Internal parasites (Endoparasite)can strike any dog, whether the dog appears to be clean and/or if it is from a seemingly ‘well-to-do home’.
Roundworms (Toxocara Canis, Toxascaris leonina)are rather like pale earthworms and can reach approximately 10cm in length. They are pointed at both ends.
Signs of presence in a dog are mild vomiting, pot-bellied, dull coat, either sudden weight gain or weight loss.
A puppy might cough or hiccup. A presence of worms will be seen wrapped around the stools passed.
The Life Cycle of the Toxocara Canis starts with the bitch eating contaminated faeces. The larvae migrate to various parts of the body- mammary glands, uterus, and remain in the intestine.
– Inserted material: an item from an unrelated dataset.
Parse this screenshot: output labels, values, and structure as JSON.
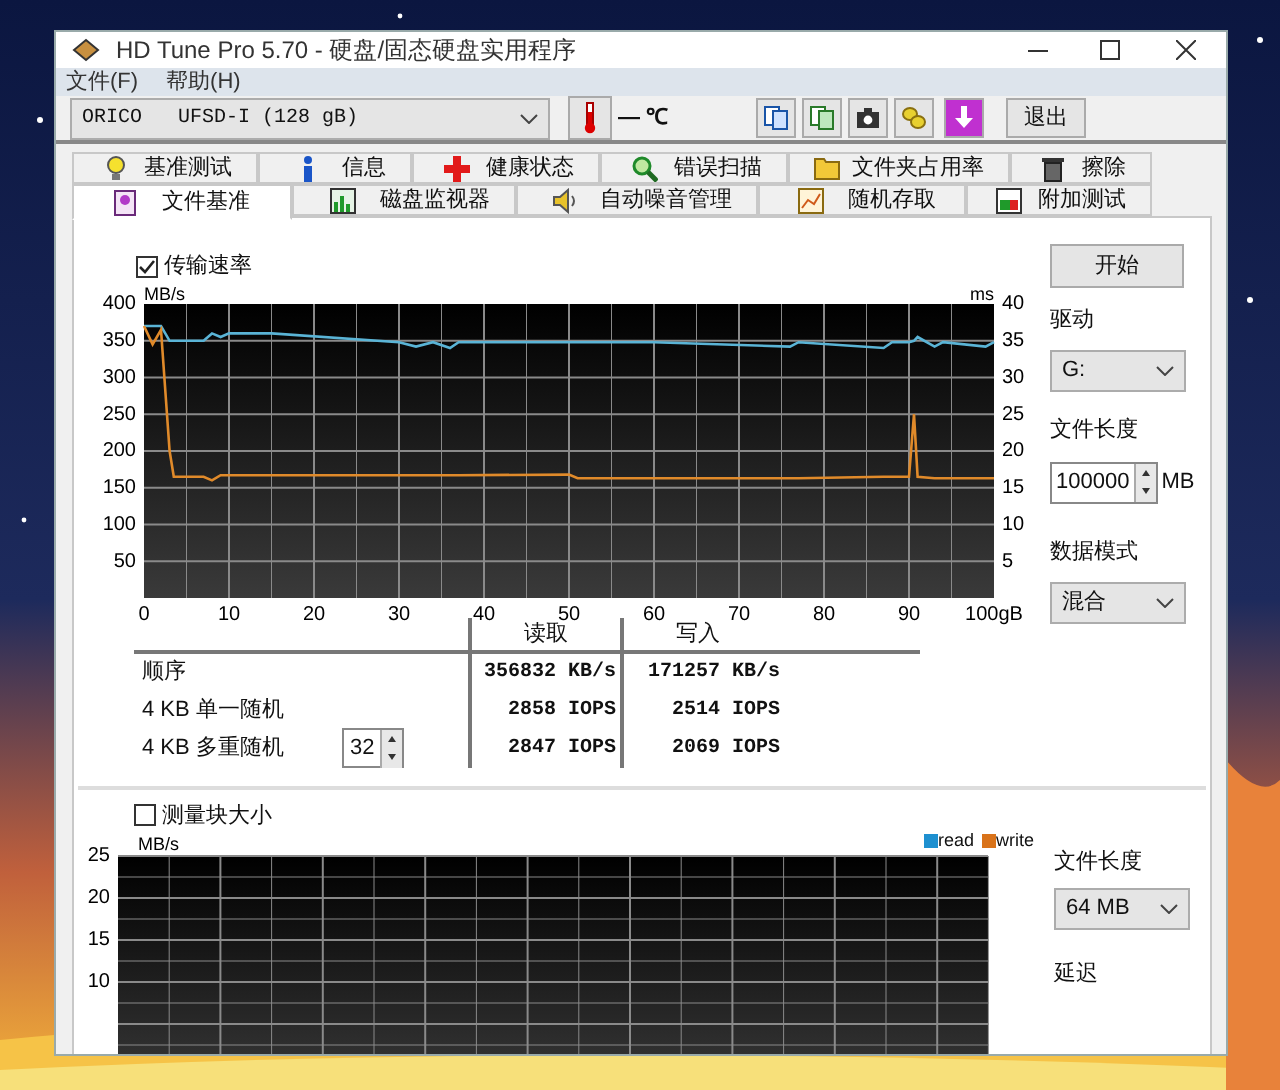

Puppies feed off the bitch and the larvae enter their system, growing into an adult within two weeks. The adult worms lay eggs that hatch into larvae and burrow through the gut wall to the liver and lungs, causing respiratory problems.
Some lay dormant while others are coughed up and swallowed thus traveling down into the intestine where they grow into adult worms and lay thousands of eggs.
These eggs are passed out of the dog where they lay waiting for a passer-by to eat the feces enabling the cycle to start over.
The Life Cycle of the Toxascaris leonina starts with the eggs being ingested and hatching in the stomach.
They do not migrate, but develop in the wall of the intestine, therefore infection to a bitch’s puppies does not occur.
It is therefore advisable that pregnant bitches should be wormed under the vet’s supervision, puppies should be routinely wormed after the age of two weeks.
Adult dogs should be wormed every six months, every three months is wise if there are young children in the household.
Tapeworms (Dipylidium caninum) are flat, segmented, and can be up to 50cm long. They are not normally seen as a complete worm, but the individual segments loaded with ripe eggs.
Signs of presence in a dog is that the abdomen may become distorted, but the most common sign is the presence of rice-like grains around the anus.
These worms can also be seen moving in the dog’s faeces. They can cause diarrhea and poor growth development in puppies.
The Life Cycle of Dipylidium caninum starts when a dog swallows a flea, which has itself swallowed an embryonated worm. The larvae develop into adult worms in the small intestine.
Specific worming remedies for this type of worm are obtained from a vet. Also, ensure that the dog is regularly checked for fleas.
Ticks (Ixodes species) are brownish-white and can be initially mistaken for a wart, but on closer inspection, the legs can be seen, while the head is buried in the epidermis.
Having gorged on the dog’s blood it grows to the size of a bean or pea. Signs of presence may only be when a dog has an allergic reaction to them and due to scratching, red sore areas appear.
Normally a dog will tolerate one or two ticks without showing any signs of irritation and they will only be noticed during grooming.
The Life Cycle of Ixodes species starts with adult ticks laying eggs that drop on the ground. Larvae hatch and climb on to blades of grass, shrubs, etc., where they wait for a passerby to brush past, thus enabling them to attach themselves on to the hair of the dog.
Surgical spirit soaked onto the tick suffocates it, thus loosening its grip. It can then be removed with tweezers.
Never attempt to pull the tick off without soaking it first, as the head will remain and cause infection. Treat the area with insecticide. A special dip/shampoo can be obtained from the vet if the infestation is severe.